Firefighters responded to a house fire on Banks Crescent in Summerland on Friday afternoon. The fire began as a stovetop fire but resulted in significant damages. (John Arendt - Summerland Review)
Fire results in damage to Summerland home

Crews called on Friday, April 9 following stovetop fire

B.C. Health Minister Adrian Dix and Premier John Horgan describe vaccine rollout at the legislature, March 29, 2021. (B.C. government)
1,262 more COVID-19 infections in B.C. Friday, 9,574 active cases

Province’s mass vaccination reaches one million people

Flight with COVID
Another Kelowna flight with COVID-19 exposure

Westjet flight on April 5 from Kelowna to Edmonton

B.C. Premier John Horgan responds to questions during a postelection news conference in Vancouver, on Sunday, October 25, 2020. British Columbia’s opposition Liberals and Greens acknowledge the COVID-19 pandemic has presented huge challenges for Horgan’s government, but they say Monday’s throne speech must outline a coherent plan for the province’s economic, health, social and environmental future. THE CANADIAN PRESS/Darryl Dyck
Horgan’s NDP to bring in throne speech in B.C., Opposition wants coherent plan

Farnworth said the budget will include details of government investment in communities and infrastructure

FILE - An arena worker removes the net from the ice after the Vancouver Canucks and Calgary Flames NHL hockey game was postponed due to a positive COVID-19 test result, in Vancouver, British Columbia, in this Wednesday, March 31, 2021, file photo. As vaccinations ramp up past a pace of 3 million a day in the U.S, the NHL is in a tougher spot than the other three major North American professional sports leagues because seven of 31 teams are based on Canada. (Darryl Dyck/The Canadian Press via AP, File)
Vancouver Canucks scheduled to practice Sunday, resume games April 16 after COVID outbreak

Canucks outbreak delayed the team’s season by eight games

Two-year-old Ivy McLeod, seen here on April 9, 2021 with four-year-old sister Elena and mom Vanessa, was born with limb differences. The family, including husband/dad Sean McLeod, is looking for a family puppy that also has a limb difference. (Jenna Hauck/ Chilliwack Progress)
B.C. family looking for puppy with limb difference, just like 2-year-old Ivy

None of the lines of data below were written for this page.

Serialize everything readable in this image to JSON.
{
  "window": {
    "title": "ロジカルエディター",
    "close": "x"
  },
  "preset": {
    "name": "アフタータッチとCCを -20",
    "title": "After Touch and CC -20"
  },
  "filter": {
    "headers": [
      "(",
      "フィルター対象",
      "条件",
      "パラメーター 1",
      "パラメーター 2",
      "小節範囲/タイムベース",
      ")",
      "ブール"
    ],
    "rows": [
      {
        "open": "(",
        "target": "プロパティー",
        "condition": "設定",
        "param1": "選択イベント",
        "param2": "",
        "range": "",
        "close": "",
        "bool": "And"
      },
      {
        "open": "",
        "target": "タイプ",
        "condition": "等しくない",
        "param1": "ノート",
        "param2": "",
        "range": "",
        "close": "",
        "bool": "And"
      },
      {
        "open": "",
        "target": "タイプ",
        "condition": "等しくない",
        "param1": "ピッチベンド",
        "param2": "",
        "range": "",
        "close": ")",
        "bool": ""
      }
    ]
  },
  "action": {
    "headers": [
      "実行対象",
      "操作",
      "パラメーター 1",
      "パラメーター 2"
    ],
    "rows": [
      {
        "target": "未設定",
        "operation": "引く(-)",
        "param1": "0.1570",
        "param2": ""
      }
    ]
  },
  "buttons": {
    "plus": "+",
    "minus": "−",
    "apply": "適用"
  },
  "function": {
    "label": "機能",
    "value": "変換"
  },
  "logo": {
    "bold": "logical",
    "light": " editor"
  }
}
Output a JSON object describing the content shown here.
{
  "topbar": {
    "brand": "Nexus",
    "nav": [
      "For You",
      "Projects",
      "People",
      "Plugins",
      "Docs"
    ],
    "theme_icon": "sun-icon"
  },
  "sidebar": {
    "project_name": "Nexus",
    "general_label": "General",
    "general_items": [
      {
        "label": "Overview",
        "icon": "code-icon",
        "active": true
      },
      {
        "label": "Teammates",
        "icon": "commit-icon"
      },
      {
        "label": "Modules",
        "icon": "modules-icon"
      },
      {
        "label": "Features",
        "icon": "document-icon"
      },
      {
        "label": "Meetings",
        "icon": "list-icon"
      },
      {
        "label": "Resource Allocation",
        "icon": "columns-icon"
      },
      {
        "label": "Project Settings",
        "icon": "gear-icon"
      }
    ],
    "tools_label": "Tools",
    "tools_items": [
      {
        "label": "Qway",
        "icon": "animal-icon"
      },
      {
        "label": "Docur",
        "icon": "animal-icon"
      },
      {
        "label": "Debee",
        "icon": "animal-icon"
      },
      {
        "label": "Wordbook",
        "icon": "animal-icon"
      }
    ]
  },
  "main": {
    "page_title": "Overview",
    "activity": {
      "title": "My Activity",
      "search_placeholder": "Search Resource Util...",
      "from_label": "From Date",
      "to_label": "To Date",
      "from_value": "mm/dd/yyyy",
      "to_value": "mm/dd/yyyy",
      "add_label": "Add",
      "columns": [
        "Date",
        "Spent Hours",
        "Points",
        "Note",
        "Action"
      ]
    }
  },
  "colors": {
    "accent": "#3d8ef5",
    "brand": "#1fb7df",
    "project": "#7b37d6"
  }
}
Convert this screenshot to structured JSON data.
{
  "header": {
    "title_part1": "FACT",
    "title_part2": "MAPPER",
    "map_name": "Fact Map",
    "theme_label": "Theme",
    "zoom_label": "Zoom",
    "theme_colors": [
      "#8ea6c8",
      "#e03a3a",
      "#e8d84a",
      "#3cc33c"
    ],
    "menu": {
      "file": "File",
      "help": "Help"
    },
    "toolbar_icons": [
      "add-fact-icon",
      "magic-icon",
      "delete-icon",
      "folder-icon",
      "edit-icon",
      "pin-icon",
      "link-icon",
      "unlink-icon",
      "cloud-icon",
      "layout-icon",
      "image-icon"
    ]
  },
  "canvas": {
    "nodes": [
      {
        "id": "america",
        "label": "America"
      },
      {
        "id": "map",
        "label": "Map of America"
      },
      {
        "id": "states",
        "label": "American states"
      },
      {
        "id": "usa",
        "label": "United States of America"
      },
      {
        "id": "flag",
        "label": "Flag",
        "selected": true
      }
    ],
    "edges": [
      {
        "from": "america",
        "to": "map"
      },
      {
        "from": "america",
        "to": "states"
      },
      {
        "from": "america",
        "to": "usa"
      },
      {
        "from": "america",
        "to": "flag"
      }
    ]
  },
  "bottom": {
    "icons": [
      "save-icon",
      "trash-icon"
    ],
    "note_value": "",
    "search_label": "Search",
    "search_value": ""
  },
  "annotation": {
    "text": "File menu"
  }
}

Ivy McLeod born as bilateral amputee, now her family wants to find ‘companion’ puppy for her

This illustration provided by the Centers for Disease Control and Prevention in January 2020 shows the 2019 Novel Coronavirus.[CDC]
More COVID-19 exposures reported at schools in Kelowna

Interior Health added additional schools and dates to their list of exposures

A vehicle that was driven through the wall of a parkade at Uptown Shopping Centre and into the nearby Walmart on April 9 was removed through another hole in the wall later that night. (Photo via Saanich Police Department and Ayush Kakkar)
Vehicle launched into B.C. Walmart removed following rescue of trapped workers

Crews cut new hole in parkade wall to remove vehicle safely

Four members with Divers for Cleaner Lakes and Oceans were out at Cultus Lake on March 28 and 29 hauling trash out of the waters. (Henry Wang)
PHOTOS: Out-of-town divers remove 100s of pounds of trash from Cultus Lake

Members of Divers for Cleaner Lakes and Oceans hauled out 470 pounds of trash over two days

Most Read